    The first Charlie Chan mystery, set in Hawaii of the 1920's.  I enjoyed it much more than I anticipated; Biggers developed the characters nicely--with the exception of Chan, who played a minor role.
  3. The Book of Secrets (2013) by Elizabeth Joy Arnold
    My review is posted here.
  4. Becoming Myself: Embracing God's Dream of You (2013) by Stasi Eldredge
    My review is posted here.
  5. The Barakee Mystery (1929) by Arthur Upfield
    Characters were nicely fleshed out and the narrative was detailed and surprisingly good.  I will certainly read other mysteries by Upfield.
  6. The Secret of the Mansion (1948) by Julie Campbell
    The first in the Trixie Belden series.  I adored these books as a preteen, so I'm doing a reread of the series. 
  7. The Case of the Velvet Claws (1933) by Erle Stanley Gardner
    My first Perry Mason mystery and wasn't at all what I expected.  Mason is a sort of soft version of the hard-boiled noir detective (soft-boiled?) and I enjoyed it tremendously.
  8. From This Dark Stairway (1931) by Mignon Eberhart
    Another enjoyable hospital murder mystery. I'll admit, I never once suspected the guilty party, though it all made perfect sense when all the pieces fell in place.
  9. Flame and Shadow (1920) by Sara Teasdale
    My discussion is posted here.
  10. The Red Trailer Mystery (1950) by Julie Campbell
    The second book in the Trixie Belden series.  I'm surprised at how good they still are; then again, it could just be because they are "comfort food" books.
  11. The Black Honeymoon (1944) by Constance and Gwyneth Little
    Another darkly funny mystery by these sisters; not as excellent as the other two I've read, but still good.
  12. Keepers of the Faith (1944) by Emilie Loring
    Loring was a favorite of my pre- and early teen years.  I've been nostalgic lately for the books of my childhood and bought a box of her novels recently.  This was the first I've read in well over twenty years.  I expected it to be hokey, but it wasn't all that bad; it was written during WWII and I always enjoy glimpses into that era.  It was, however, rather poorly written.  I don't know if Keepers is typical of her writing style, and plan to read at least one more (this time I'll pick one I had read and loved before) to see if they are all like this one before I give up on them.
  13. The Martian Chronicles (1950) by Ray Bradbury
    Wow!  My discussion is here.
  14. The Penguin Pool Murder (1931) by Stuart Palmer
    A delightful mystery introducing Hildegarde Withers.  I knew the killer early on, and I took umbrage at 39-year-old Miss Withers being described as middle aged (now 41 myself, I see things a bit differently), but the pleasure of the reading experience far outweighed any negatives I found. I look forward to reading more of this series.
  15. The Last Days of Ptolemy Gray (2010) by Walter Mosley
    What should have been a sad, melancholy story was not; well written, believable characters, engrossing plot.

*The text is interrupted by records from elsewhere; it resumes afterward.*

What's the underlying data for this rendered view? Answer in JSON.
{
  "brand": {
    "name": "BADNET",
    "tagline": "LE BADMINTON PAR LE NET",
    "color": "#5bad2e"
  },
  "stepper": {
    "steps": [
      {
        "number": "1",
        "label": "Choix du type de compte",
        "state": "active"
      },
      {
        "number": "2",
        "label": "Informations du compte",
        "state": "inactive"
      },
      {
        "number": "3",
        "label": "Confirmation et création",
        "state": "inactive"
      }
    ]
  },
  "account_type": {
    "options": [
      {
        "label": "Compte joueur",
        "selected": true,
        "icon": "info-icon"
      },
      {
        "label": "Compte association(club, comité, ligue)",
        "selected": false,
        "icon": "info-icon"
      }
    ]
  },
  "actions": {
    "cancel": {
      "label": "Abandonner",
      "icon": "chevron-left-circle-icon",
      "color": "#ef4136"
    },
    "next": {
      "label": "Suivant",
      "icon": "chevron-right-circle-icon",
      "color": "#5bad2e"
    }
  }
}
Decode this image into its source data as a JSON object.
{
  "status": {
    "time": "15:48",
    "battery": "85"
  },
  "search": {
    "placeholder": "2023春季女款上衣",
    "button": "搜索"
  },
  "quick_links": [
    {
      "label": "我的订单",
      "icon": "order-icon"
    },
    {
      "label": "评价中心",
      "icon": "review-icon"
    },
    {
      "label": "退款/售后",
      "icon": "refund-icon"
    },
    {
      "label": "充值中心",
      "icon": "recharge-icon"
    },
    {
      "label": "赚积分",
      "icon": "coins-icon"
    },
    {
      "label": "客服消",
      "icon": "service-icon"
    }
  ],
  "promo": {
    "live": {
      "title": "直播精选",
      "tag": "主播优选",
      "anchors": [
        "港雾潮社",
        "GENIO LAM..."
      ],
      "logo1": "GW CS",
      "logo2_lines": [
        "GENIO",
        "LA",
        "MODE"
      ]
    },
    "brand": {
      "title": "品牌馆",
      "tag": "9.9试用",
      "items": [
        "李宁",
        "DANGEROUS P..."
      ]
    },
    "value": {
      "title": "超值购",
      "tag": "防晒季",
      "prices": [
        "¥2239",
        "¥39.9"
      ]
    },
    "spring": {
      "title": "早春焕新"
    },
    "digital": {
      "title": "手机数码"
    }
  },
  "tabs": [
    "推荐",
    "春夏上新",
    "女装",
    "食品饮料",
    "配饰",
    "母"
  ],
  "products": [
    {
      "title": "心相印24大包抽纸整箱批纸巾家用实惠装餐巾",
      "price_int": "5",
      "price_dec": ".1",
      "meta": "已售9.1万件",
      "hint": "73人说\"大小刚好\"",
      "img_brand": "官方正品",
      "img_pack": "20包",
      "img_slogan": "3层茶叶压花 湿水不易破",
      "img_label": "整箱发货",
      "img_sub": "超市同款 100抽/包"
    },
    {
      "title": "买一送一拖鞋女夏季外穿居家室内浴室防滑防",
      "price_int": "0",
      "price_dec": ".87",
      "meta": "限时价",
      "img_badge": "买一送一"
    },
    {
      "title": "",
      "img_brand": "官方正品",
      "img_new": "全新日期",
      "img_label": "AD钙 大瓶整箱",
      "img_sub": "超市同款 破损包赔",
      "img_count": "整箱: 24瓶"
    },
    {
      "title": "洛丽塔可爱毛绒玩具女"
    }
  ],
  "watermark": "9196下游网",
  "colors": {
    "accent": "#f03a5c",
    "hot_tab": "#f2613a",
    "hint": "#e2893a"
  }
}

Audio Books:
  1. Night Has a Thousand Eyes (1945) by Cornell Woolrich
    I couldn't connect to two of the main themes of this novel (near obsessive parent/child love and a paralyzing fear of death) and yet I was drawn into the story because of his power of narration and vivid word pictures.
  2. Mamur Zapt and the Return of the Carpet (1988) by Michael Pearce
    Set in British "advised" Cairo in the early twentieth century; enjoyable plot and interesting characters.  Will doubtless read others in the series.
  3. The Ocean at the End of the Lane (2013) written and read by Neil Gaiman
    Magical, terrifying, awe-inspiring and wonderful.
  4. Partners in Crime (1929) by Agatha Christie
    Another highly improbable, thoroughly enjoyable Tommy and Tuppence mystery.  Christie makes references to the popular fictional detectives of the time, including a hilarious poke at her own Poirot.
  5. The Hundred-Year-Old Man Who Climbed Out the Window and Disappeared (2009) by Jonas Jonasson.
    I can't begin to say how much I enjoyed this book!  Allan Karlsson, with his sunshiny disposition and incredible adventures, was a fantastic, likable character.  Yes, the book was improbable, but it was extremely fun.  I highly recommend this one.
  6. Every Crooked Nanny (1993) by Mary Kay Andrews
    Another chick lit/Southern/mystery by Anderson, which I am sort of embarrassed to be caught reading (listening to?) and enjoying, but nonetheless, I did both.
  7. If You Ask Me (and Of Course You Won't) (2011) written and read by Betty White
    A set of short, cute vignettes--just what one would expect from Betty White.  It was especially fun to listen to it, as she made it very personal, as though she were conversing with the listener instead of reading.
  8. The Thirty-Nine Steps (1915) by John Buchan
    my discussion here
  9. N or M? (1941) by Agatha Christie
    As is typical of the Tommy and Tuppence mysteries, this is a rather unbelievable, national espionage story.  As is also typical of the Tommy and Tuppence novels, it is delightful.  My only quibble was that the reader (this was sadly not the Hugh Frasier version) didn't seem to have any experience with children; his voice for a child of two was atrocious!
  10. A Study in Scarlet (1887) by Sir Arthur Conan Doyle
    The first Holmes novel and worth reading only for the introduction of Holmes to Watson, not for plot or solution.
If you aren't swooning over this dangerous,
dashing Captain, you must be dead.

Massive Disappointment of the Month award goes to my attempt to read the fourth book in the Burton and Swinburne series by Mark Hodder.

I had been looking forward to the Secret of Abdu El Yezdi since last April, when I finished the Expeditions to the Mountains of the Moon, with it's rather murky ending.  I was excited to have it all cleared up and go on adventuring with my favorite real life hero and now steampunk novel hero, Captain Sir Richard Francis Burton.

I was stunned when I was unable to fall right into this book. It just didn't grab me; I found it too dark, confusing. . .  I was afraid it was a dud.

However, other reviewers that are also lovers of this series are giving this new one high praise.

I am going to assume then, that I just wasn't in the mood for Burton (WHAT?!?!), that for some reason the time wasn't right.  Or maybe it's just that it didn't start out doing what I wanted, i.e. explaining the ending of Mountains of the Moon.

Anyway, my plan now is to reread the first three books (visually this time, as I did audio last time), making sure I remember everything and am in the right steampunky mood, and then start this one.

It's just so disappointing to have looked forward to it for so long and then to find it unreadable!

I still highly recommend the first two of this series (The Strange Affair of Spring-Heeled Jack and The Curious Case of the Clockwork Man), and a bit less highly the third.  I recommend even more highly that you read about the real Burton, an amazing man that no fiction could contain.  As a tantalizing morsel, I'll just say that the scar is from a lance that went through both cheeks!  The story is better than a Haggard tale!


  1. I'm listening to my first Tommy and Tuppence right now (Secret Adversary). I can't believe I've never dipped my toes in the T&T waters before! I'm glad to know that there are some Hugh Fraser narrated ones out there.

    1. I like the Tommy and Tuppence, even though they are rather improbable. It's their personalities that make it so fun. (And Hugh Fraser is just so awesome!!)